I have gotten out of the habit of writing, and my world is suffering. The walls start closing in on me when my creativity is on hiatus. When I am drawn like a moth to bad news, and the marching feet of the demise of our civilization, I sit stoop-shouldered and spineless and terrified – sucked into more and more bad news and my head is about to explode and my heart is breaking into little pieces and falling through the cracks in the pavement and I worry I may dissolve momentarily – turned to dust in an hourglass and ticking away the moments when I could have lived, could have been a part, when I could have been a contender.
Oh – I am so out of practice. I have stumbling, bumbling metaphors stepping all over themselves like the keystone cops of doom.

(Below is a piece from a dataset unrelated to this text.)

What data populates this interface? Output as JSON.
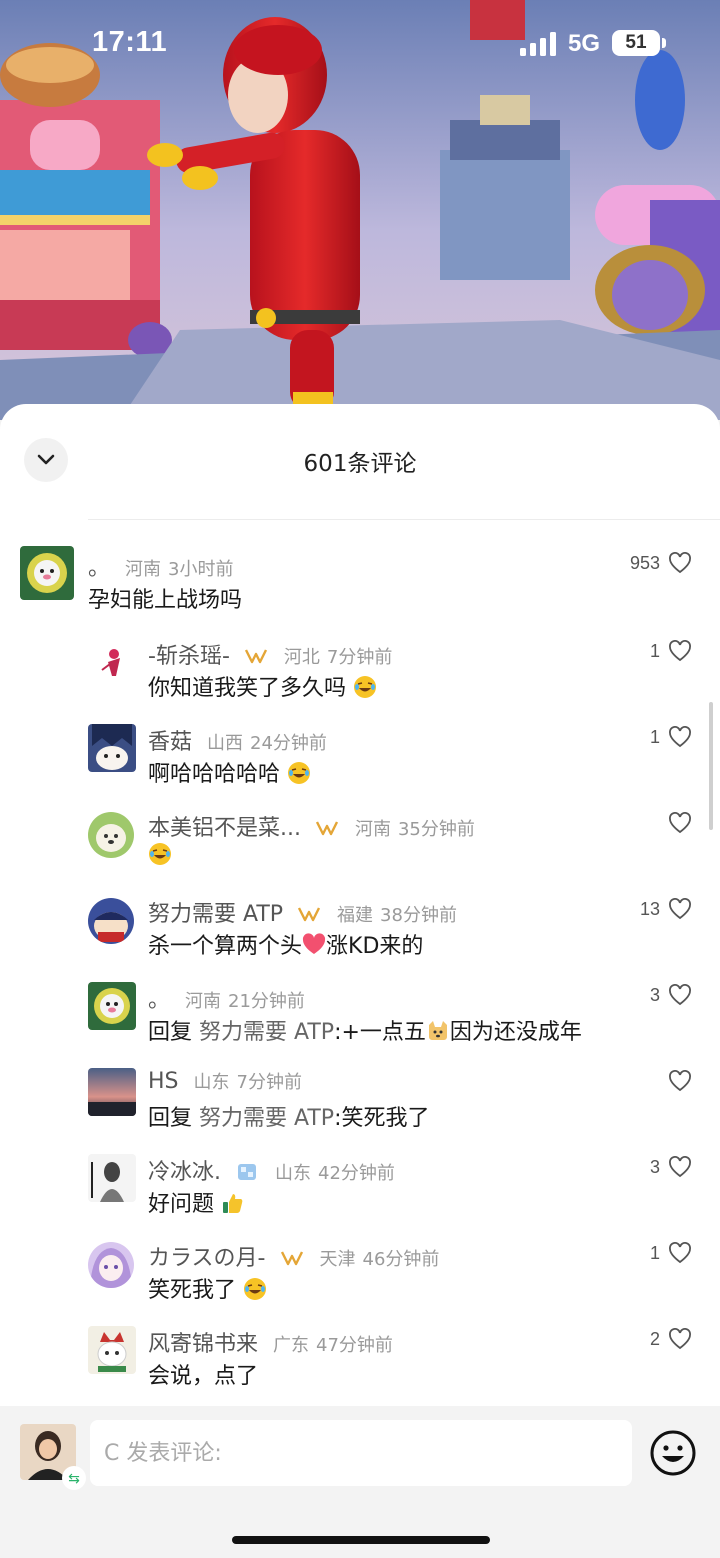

But I have my rays of sunshine and my hope in the midst of hopelessness. My sons were talking in the car last night about the books they are reading. My third-grader struggled to read ever since his Kindergarten teacher changed the song for the ABC’s – the song he’d been singing since he could barely talk, the song he sang as a good night song every night. He had been so read for school, so ready to learn. He couldn’t wait. And then – they changed the song and taught him to walk in a straight line and not look either way and both our hearts broke ferociously over the unfairness of the crushing institution that killed his desire to learn.
Finally – Finally he is wanting to read and he is gobbling up books and he is telling me all about the one he’s reading and there is mystery and intrigue and sitting on the edge of the seat and hair raising parts and he is alive with excitement as he tells me all about it.

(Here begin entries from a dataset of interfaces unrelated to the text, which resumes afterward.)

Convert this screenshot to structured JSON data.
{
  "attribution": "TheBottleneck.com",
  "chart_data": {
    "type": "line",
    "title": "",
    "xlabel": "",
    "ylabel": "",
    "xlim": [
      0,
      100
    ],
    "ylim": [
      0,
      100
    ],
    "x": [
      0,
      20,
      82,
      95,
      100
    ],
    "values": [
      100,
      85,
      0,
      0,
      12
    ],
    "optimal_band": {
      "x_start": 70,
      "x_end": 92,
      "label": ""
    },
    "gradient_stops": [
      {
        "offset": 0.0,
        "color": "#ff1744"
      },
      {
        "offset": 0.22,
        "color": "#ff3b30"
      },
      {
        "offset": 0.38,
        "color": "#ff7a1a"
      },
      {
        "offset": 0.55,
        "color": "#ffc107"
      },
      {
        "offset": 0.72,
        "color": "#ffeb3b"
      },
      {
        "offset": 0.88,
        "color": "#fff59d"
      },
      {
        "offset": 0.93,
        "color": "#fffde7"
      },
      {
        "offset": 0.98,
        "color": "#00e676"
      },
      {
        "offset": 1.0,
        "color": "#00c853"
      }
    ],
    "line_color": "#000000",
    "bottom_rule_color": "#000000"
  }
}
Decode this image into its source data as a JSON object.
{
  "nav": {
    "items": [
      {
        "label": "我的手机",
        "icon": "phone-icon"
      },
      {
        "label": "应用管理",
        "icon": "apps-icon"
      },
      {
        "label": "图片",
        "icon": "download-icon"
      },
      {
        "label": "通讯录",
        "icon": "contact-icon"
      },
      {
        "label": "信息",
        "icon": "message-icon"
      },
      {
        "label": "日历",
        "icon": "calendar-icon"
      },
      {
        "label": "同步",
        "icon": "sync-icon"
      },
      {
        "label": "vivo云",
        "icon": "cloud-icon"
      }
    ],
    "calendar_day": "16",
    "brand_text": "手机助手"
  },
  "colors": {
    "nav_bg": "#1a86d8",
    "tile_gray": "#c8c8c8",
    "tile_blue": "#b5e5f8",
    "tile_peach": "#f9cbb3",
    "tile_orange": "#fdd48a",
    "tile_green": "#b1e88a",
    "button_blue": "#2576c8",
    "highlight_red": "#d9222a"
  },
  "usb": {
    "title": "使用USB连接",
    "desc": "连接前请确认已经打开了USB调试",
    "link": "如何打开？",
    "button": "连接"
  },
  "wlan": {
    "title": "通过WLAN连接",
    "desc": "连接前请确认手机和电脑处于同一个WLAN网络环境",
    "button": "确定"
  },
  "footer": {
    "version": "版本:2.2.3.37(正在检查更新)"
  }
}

My 7th grader tells me about how sometimes books start slow and he has to trudge through the first 40 pages until the story starts to get good and I want to scream. I tell him about the perfection of some of the best opening lines and how a book should grab us from the start – should have us glued to the page and held for ransom. Oh, we are going to be looking for some cliff-hangers for that boy.
Then he tells me about how he’s making a poster about the book I got him for Christmas – as part of a school project – and he’s writing the big, long title in calligraphy because it looks cool and that’s something I’ve been getting into lately, the sculpting of gorgeous letters. He’s basically doing it as a tribute to me, because he loves me, only he doesn’t say all that, I’m just reading between the lines and my heart is swelling, because these boys are the best.
And I’m coming up for air and realizing how precious this car ride was – picking them up from their after school gigs. So much happened in a short amount of time. My world got small and focused in a good way. Micro-focused onto the good and the beautiful, right here in this moment. My boys learning and sharing with me, and all of us and our love of books and oh – my 7th grader needs me to help him write a resume because he just asked the Librarian for a summer job. I could burst.